The case marks the first time that the federal government has used the charge of seditious conspiracy in over a decade. It is also the first major criminal case stemming from the January 6th Capitol attack, in which a mob of Trump supporters stormed the building in an attempt to stop the certification of Joe Biden’s election victory.

The Proud Boys, a self-described “Western chauvinist” organization, has been a prominent presence at far-right rallies and protests across the country. Its leader, Enrique Tarrio, was arrested by D.C. police just days before the Capitol attack on charges of possessing high-capacity firearm magazines. He later pleaded guilty to destruction of property and weapons charges related to his role in burning a Black Lives Matter banner during a pro-Trump rally in D.C. last year.

The four Proud Boys on trial – Ethan Nordean, Joseph Biggs, Zachary Rehl and Charles Donohoe – were among a larger group of defendants charged with conspiracy and other offenses related to the Capitol siege. Prosecutors argued that they and others planned in advance to forcibly enter the Capitol and stop the certification of the election.

In court, prosecutors presented evidence including chats and social media posts that they said showed the four defendants coordinating with other Proud Boys and members of far-right groups to plan the attack. They also played video footage showing the defendants on the front lines of the assault on the Capitol, using a bullhorn to urge others to push forward and “take this f***ing building.”

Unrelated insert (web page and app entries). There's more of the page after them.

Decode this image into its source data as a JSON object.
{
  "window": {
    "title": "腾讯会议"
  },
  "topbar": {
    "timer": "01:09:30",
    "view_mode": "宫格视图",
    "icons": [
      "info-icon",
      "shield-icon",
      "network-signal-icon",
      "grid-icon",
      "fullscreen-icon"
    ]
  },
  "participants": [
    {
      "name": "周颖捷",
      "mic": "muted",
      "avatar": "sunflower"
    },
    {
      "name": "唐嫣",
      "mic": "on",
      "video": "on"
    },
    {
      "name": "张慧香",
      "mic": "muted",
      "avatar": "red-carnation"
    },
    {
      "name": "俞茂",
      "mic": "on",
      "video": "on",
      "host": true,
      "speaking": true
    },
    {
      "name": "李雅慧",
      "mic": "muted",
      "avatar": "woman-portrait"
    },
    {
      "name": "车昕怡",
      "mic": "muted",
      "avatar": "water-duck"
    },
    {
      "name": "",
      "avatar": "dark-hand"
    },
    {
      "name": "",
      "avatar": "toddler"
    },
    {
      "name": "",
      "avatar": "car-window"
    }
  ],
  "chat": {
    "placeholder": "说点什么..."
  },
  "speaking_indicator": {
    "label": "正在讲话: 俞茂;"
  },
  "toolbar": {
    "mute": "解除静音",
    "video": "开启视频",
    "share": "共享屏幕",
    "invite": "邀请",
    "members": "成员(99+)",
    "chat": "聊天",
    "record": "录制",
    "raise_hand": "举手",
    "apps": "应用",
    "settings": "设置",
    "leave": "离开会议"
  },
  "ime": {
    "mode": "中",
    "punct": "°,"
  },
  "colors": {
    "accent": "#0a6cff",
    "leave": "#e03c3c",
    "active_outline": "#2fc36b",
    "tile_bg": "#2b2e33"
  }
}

Defense attorneys, however, argued that their clients were simply exercising their right to free speech and assembly, and had no intention of committing violence or overthrowing the government. They also pointed to Trump’s rhetoric in the lead-up to the attack, arguing that the former president’s words had inflamed the passions of his supporters and led to the chaos at the Capitol.

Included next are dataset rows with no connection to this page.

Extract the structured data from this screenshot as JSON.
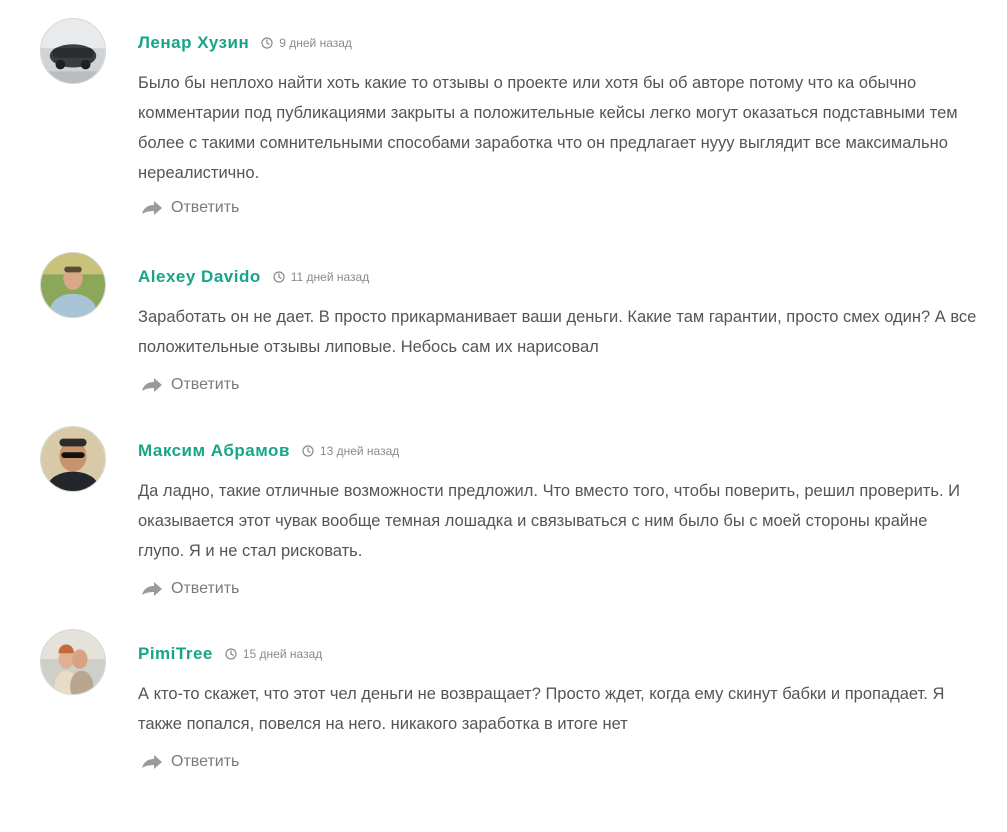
{
  "comments": [
    {
      "author": "Ленар Хузин",
      "date": "9 дней назад",
      "text": "Было бы неплохо найти хоть какие то отзывы о проекте или хотя бы об авторе потому что ка обычно комментарии под публикациями закрыты а положительные кейсы легко могут оказаться подставными тем более с такими сомнительными способами заработка что он предлагает нууу выглядит все максимально нереалистично.",
      "reply_label": "Ответить"
    },
    {
      "author": "Alexey Davido",
      "date": "11 дней назад",
      "text": "Заработать он не дает. В просто прикарманивает ваши деньги. Какие там гарантии, просто смех один? А все положительные отзывы липовые. Небось сам их нарисовал",
      "reply_label": "Ответить"
    },
    {
      "author": "Максим Абрамов",
      "date": "13 дней назад",
      "text": "Да ладно, такие отличные возможности предложил. Что вместо того, чтобы поверить, решил проверить. И оказывается этот чувак вообще темная лошадка и связываться с ним было бы с моей стороны крайне глупо. Я и не стал рисковать.",
      "reply_label": "Ответить"
    },
    {
      "author": "PimiTree",
      "date": "15 дней назад",
      "text": "А кто-то скажет, что этот чел деньги не возвращает? Просто ждет, когда ему скинут бабки и пропадает. Я также попался, повелся на него. никакого заработка в итоге нет",
      "reply_label": "Ответить"
    }
  ],
  "icons": {
    "clock": "clock-icon",
    "reply": "reply-arrow-icon"
  },
  "colors": {
    "author": "#17a589",
    "text": "#555555",
    "date": "#8a8a8a",
    "reply": "#7a7a7a",
    "reply_icon": "#9a9a9a"
  }
}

But the jury ultimately sided with the prosecution, finding Nordean, Biggs, Rehl, and Donohoe guilty of seditious conspiracy – a charge that carries a maximum sentence of 20 years in prison. They were also convicted on other charges including obstruction of an official proceeding, destruction of government property, and aiding and abetting.

The verdict was met with mixed reactions. Some praised the decision as a critical step in holding those responsible for the Capitol attack accountable. Others, however, raised concerns about the use of the seditious conspiracy charge, which has a complex legal history and has often been used to target political dissidents and marginalized groups.

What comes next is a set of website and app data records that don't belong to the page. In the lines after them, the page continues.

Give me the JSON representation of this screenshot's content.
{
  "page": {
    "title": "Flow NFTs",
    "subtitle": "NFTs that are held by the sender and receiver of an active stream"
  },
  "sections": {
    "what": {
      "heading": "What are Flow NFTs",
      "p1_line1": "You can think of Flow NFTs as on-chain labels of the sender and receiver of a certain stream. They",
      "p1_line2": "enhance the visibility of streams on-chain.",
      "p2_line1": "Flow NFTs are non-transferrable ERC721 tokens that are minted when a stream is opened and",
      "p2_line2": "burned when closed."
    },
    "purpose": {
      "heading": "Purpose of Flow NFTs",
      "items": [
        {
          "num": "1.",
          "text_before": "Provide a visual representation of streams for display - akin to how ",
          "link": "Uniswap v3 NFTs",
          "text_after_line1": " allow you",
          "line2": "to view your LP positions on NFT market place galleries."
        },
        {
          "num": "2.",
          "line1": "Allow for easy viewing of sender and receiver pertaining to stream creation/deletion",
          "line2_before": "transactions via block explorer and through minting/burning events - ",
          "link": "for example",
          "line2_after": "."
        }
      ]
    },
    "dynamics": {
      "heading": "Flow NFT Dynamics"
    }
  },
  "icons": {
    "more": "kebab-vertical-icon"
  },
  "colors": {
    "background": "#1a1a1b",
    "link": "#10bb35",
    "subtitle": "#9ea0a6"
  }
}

In response to the verdict, the Proud Boys released a statement condemning the trial as a “show trial” and accusing the government of “repressing political dissent.” They vowed to continue their “fight for Western culture and civilization” and urged supporters to donate to their legal defense fund.

The case is far from over, however. Many of the more than 570 defendants charged with crimes related to the Capitol attack are still awaiting trial, and legal experts say that the outcome of those cases will likely determine how the event is remembered in the years to come.

For now, though, the verdict in the Proud Boys trial stands as a stark reminder of the threat posed by far-right extremism and the importance of holding those who use violence and intimidation to further their political goals accountable under the law. Whether it will serve as a deterrent to future acts of political violence remains to be seen. But one thing is clear: the fallout from January 6th will continue to reverberate for years to come.